The full effect of Ford’s ‘Kinetic Design’ shows itself on the new Fiesta. The combination of soft lines, rounded corners and bold creases all add up to a striking shape with an especially intimidating front. The large dagger-style headlamps that spread right up to the front wheel arches look fantastic. The commendable thing is how Ford’s designers have integrated the arched roof to flow seamlessly into the boot. The large single-piece rear bumper, however, is a touch too large and makes the tail appear bulky.
Build quality is top notch, but the big change is the switch from hydraulic to electric power steering (EPS). The new car’s insides are a lot more stylish and modern than the Fiesta Classic. The funky wing-like fascia holds controls for the music system on one side and a keypad for phone connectivity on the other.
The hooded instruments with their winged binnacles look imported from space-age and the thick-rimmed steering feels great to hold. The dials for the climate control system are neatly placed lower down on the dash and the overall feel of the switchgear is nice and solid. Interior plastics though could have been of a better grade, and the fit and finish also leaves a lot to be desired owing to the gaping shut lines and inconsistent panel gaps.
The driver’s seat truly offers you a sense of control, and the seats snugly hold you in. They can be adjusted with a rotary seat back adjuster that lets you find the perfect seating arrangement.
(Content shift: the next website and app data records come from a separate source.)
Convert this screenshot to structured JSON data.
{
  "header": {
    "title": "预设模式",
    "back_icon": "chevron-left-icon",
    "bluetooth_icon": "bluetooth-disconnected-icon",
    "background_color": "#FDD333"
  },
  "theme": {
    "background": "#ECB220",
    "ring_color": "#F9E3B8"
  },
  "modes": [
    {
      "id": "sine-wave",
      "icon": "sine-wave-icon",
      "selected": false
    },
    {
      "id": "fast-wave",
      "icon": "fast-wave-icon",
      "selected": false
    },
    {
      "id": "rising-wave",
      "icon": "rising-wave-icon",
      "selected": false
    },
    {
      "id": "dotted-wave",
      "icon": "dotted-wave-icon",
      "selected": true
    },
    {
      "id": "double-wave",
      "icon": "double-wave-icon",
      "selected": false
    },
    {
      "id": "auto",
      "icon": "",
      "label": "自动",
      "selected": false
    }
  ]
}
The rear, however, suffers a bit in comparison to its rivals. Boot space at 430-litres isn’t the best, but it’s adequate for the occasional sprint out of town, and the backseat can be flipped forward if need be.
The 1.5-litre Duratorq diesel engine pumps up the power to 88.7bhp from the earlier 68bhp due to the addition of an intercooler. While there’s a bit of a turbo-lag below 1,800rpm, the engine builds up in a linear manner thereafter, making the Fiesta easy to drive. The gearbox is slick, sporty and well matched to the torque characteristics of the car.
The twin-cam, 16-valve 1,499cc petrol motor puts out 107bhp and uses a 32-bit processor to optimise engine performance and fuel efficiency.
Although the engine isn’t punchy, the petrol unit is quite easy to drive in the city if you aren’t in a hurry. Drivability is superb and the gentle surge lets you keep up with traffic without a fuss. The petrol and diesel engines came in with 23.5kpl and 17kpl respectively on the Indian Driving Cycle (IDC), pointing out to the fact that performance has been sacrificed for efficiency.
The new Fiesta takes the handling benchmark to a whole new level thanks to its terrific dynamics. Engine and road noise are amazingly low and as a result, especially at higher speeds, wind noise is far more prominent. While tackling a corner, the steering is quick and communicative and it weights up perfectly as the speeds increase. The 195/60-R15 tyres afford plenty of grip with a lot in reserve.
Ford Fiesta 1.5 d/p
Price: Rs 7-10 lakh (estimated ex-showroom)L/W/H 4291/1722/1496mm
Ground clearance: 156mm
Turning circle: 5.2 metres
Fuel tank: 43 litres
Engine: 4 cyl in-line, 1498cc, diesel/4 cyl in-line, 1499cc, petrol Installation Front, transverse, FWD
Power: 88.7bhp at 3750rpm/107.5bhp at 6045rpm
Torque: 20.8kgm at 2000-2750rpm/14.27kgm at 4500rpm
Gearbox: Five-speed manual
Kerb weight: 1157kg/1124kg
Brakes: (f/r) Ventilated discs/ drums
The Fiesta retains its badge as the best driver’s car. The ride and handling is tough to criticise. The diesel is sure to be the option most buyers go in for. Ford has also lowered ownership costs as of late. With competitive pricing, Ford has a winner on its hands.